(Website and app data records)
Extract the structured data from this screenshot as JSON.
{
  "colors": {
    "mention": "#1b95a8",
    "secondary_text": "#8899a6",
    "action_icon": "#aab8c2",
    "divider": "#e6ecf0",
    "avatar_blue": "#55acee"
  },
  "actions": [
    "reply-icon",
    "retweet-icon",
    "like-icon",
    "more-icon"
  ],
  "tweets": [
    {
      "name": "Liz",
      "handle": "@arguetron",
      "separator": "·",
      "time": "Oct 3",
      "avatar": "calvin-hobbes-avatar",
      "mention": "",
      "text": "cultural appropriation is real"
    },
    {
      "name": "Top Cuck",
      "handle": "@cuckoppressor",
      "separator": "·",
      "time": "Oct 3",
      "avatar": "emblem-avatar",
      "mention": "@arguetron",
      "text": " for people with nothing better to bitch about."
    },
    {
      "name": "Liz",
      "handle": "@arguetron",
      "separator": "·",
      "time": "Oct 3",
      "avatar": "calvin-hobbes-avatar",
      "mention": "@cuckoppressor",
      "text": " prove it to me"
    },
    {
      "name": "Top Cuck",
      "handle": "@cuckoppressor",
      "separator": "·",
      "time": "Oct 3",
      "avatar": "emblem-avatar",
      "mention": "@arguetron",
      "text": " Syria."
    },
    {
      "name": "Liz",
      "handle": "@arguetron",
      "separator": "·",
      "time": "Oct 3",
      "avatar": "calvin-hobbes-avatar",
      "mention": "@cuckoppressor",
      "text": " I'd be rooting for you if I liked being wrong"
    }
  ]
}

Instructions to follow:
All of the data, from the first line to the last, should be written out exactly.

Response to the task:
Extract the structured data from this screenshot as JSON.
{
  "colors": {
    "mention": "#1b95a8",
    "secondary_text": "#8899a6",
    "action_icon": "#aab8c2",
    "divider": "#e6ecf0",
    "avatar_blue": "#55acee"
  },
  "actions": [
    "reply-icon",
    "retweet-icon",
    "like-icon",
    "more-icon"
  ],
  "tweets": [
    {
      "name": "Liz",
      "handle": "@arguetron",
      "separator": "·",
      "time": "Oct 3",
      "avatar": "calvin-hobbes-avatar",
      "mention": "",
      "text": "cultural appropriation is real"
    },
    {
      "name": "Top Cuck",
      "handle": "@cuckoppressor",
      "separator": "·",
      "time": "Oct 3",
      "avatar": "emblem-avatar",
      "mention": "@arguetron",
      "text": " for people with nothing better to bitch about."
    },
    {
      "name": "Liz",
      "handle": "@arguetron",
      "separator": "·",
      "time": "Oct 3",
      "avatar": "calvin-hobbes-avatar",
      "mention": "@cuckoppressor",
      "text": " prove it to me"
    },
    {
      "name": "Top Cuck",
      "handle": "@cuckoppressor",
      "separator": "·",
      "time": "Oct 3",
      "avatar": "emblem-avatar",
      "mention": "@arguetron",
      "text": " Syria."
    },
    {
      "name": "Liz",
      "handle": "@arguetron",
      "separator": "·",
      "time": "Oct 3",
      "avatar": "calvin-hobbes-avatar",
      "mention": "@cuckoppressor",
      "text": " I'd be rooting for you if I liked being wrong"
    }
  ]
}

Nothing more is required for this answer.